Ernest Hood’s Neighborhoods was released some two decades after the Portland, Oregon born and raised musician’s first forays into field recordings. These very recordings, and those captured over intervening years, define the universal sound and aural images of childhood, a theme memorialized by Hood’s privately-pressed opus of 1975.
Sprawling through a haze of zither, synthesizer melodies, and foraged pedestrian sound, Neighborhoods is both a score and documentary composed and directed by Hood to offer, in his words, joy in reminiscence. Hood’s nostalgic impulse ran parallel to the developments of other artists, writers, and filmmakers of the 1970s who were looking back to the 1950s to convey a collective memory of childhood. Unlike some of the widely embraced work of this nature, the music of Neighborhoods eschews irony or detachment for lucidity, striving above all for a dream-like return to the details of sensory memory.
Born into a musical lineage, Hood’s early, promising career as a guitarist in a globe-trotting jazz outfit was cut short when he contracted polio in his late twenties. Moving from guitar to less physically-demanding stringed instruments in the late 1940s, Hood first began implementing field recordings in his jazz ensemble collaborations as early as 1956. In 1961, Hood and trumpeter Jim Smith collaborated on a local Portland television program, with their large, tight ensemble providing breakneck contemporary jazz for an action painting by famed West Coast modernist painter Louis Bunce. Hood incorporated his own field-recorded sounds of birds in the performance – an element that would resurface in Neighborhoods with great abundance among other found sounds.

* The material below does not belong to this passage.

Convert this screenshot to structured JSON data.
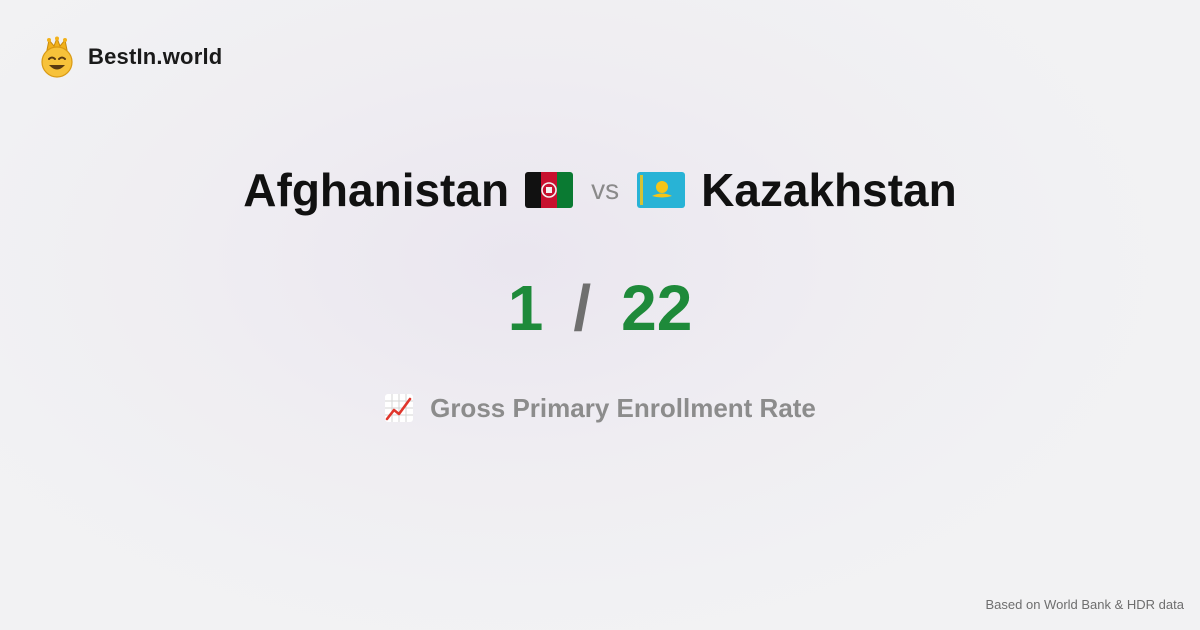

Whether using environmental sounds or instruments, a sense of musical narration is the central component of Neighborhoods, a strategy Hood tellingly referred to as “musical cinematography” in his original liner notes. Instead of using the picture frame, Hood broadcasts melodies and sounds from his beloved Portland surroundings to transport listeners to the story’s scene. Remarkably, Neighborhoods never falls into the sentimentality trap. Hood’s music augments its indeterminate, “anecdotal” sounds with a blend of zither and synthesizer melodies reminiscent of golden age cinema soundtracks.
Neighborhoods is an unusual hybrid––not quite an “ambient” record nor a collection of pure field recordings. The identifiable sounds (screen doors opening and closing, passing motorists, crickets chirping, children playing) feel both universal and highly specific, like a bulletin of Hood’s private geography from the middle of the last century. There’s something instructive – if not reparative – about time traveling into the bucolic dimension of Neighborhoods in 2019. If Hood were presenting the album today, he might invite listeners to unplug while locating that joy in reminiscence.
In the end, the concerns of Neighborhoods are poetic not formal, as Hood’s own summary of the album sounds a lot like Walt Whitman: “It hardly matters in which neighborhood you sprouted. The games we played, the mocks, the terminology and the feelings we experienced as youngsters are tantalizingly familiar.” And later, hitting a grand note, “How familiar, how indelible the pictures are: aromas of soft velvet days, strong friendships, fears, hates, loves… If the music seems a little bittersweet, well… isn’t that the taste of nostalgia?”
Freedom to Spend has restored Ernest Hood’s nostalgic masterpiece with the same care with which he viewed his source material, offering a remastered version of Neighborhoods transferred from the original tapes, expanded across four vinyl sides (the original version was crammed on two). The new edition reproduces Hood’s celebratory liner notes in full, alongside new liner notes by Michael Klausman.